*** Information supplied Section Begins ***
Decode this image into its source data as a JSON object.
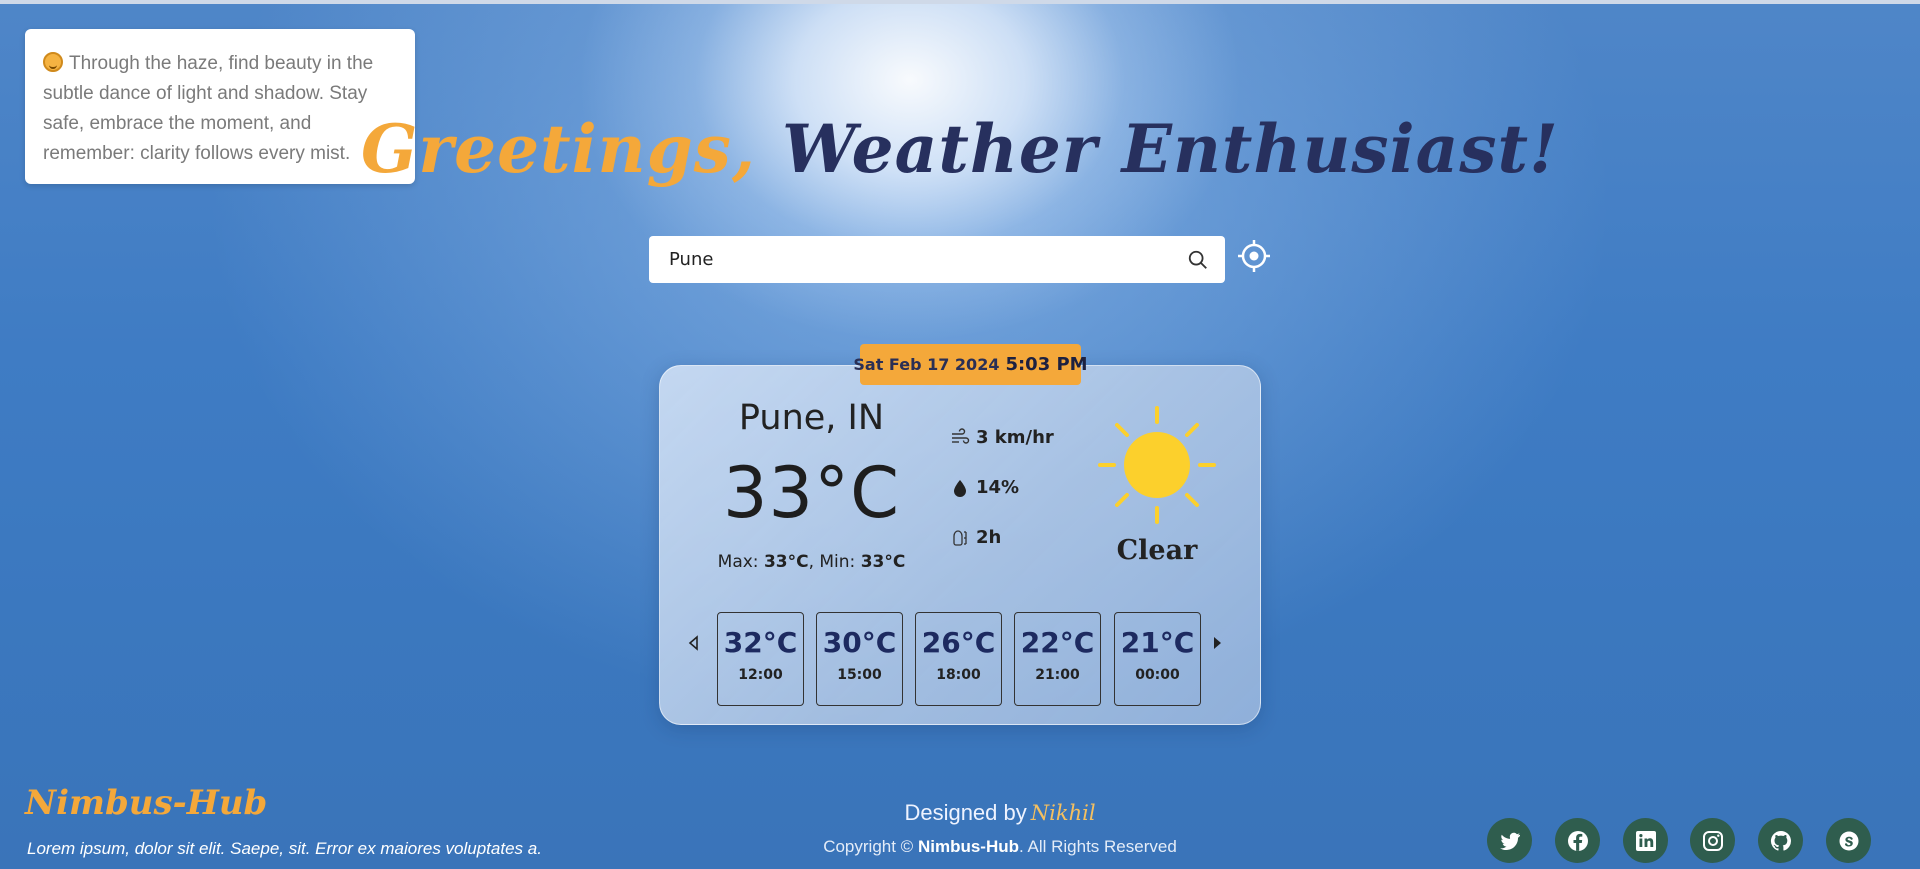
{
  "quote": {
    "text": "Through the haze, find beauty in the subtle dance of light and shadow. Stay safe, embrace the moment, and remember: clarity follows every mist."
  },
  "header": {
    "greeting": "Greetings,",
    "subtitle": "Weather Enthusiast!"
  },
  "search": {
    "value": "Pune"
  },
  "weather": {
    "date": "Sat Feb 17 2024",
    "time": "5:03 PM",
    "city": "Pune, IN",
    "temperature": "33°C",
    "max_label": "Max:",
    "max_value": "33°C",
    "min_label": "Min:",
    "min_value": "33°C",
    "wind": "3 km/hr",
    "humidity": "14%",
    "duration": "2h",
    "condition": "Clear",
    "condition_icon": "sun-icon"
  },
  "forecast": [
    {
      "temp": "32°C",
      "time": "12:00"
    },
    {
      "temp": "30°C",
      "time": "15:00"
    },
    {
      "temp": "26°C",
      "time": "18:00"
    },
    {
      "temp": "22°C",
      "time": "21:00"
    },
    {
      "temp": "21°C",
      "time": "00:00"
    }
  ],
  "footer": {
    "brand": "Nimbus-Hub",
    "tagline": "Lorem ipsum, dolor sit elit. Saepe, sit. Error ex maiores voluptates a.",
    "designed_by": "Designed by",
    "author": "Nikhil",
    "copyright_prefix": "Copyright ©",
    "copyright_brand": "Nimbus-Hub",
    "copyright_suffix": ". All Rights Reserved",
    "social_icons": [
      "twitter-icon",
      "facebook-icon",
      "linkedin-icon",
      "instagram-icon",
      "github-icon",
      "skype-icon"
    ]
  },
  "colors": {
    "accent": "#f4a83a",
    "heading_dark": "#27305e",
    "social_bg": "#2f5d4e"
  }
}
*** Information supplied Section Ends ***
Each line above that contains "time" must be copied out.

    "time": "5:03 PM",
      "time": "12:00"
      "time": "15:00"
      "time": "18:00"
      "time": "21:00"
      "time": "00:00"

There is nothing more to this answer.